- _Exercise requirements_
Show, from the entries below, every line in which "Restaurant" appears.

- _Given records_
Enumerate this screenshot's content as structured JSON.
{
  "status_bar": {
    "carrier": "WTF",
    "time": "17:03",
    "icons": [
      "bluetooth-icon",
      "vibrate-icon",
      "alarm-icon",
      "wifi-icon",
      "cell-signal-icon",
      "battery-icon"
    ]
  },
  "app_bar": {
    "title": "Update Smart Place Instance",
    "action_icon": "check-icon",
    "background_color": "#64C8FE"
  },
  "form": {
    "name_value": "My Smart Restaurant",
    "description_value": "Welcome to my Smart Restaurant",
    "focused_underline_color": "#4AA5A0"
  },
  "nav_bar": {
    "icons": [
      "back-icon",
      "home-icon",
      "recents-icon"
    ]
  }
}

- _Response_
    "name_value": "My Smart Restaurant",
    "description_value": "Welcome to my Smart Restaurant",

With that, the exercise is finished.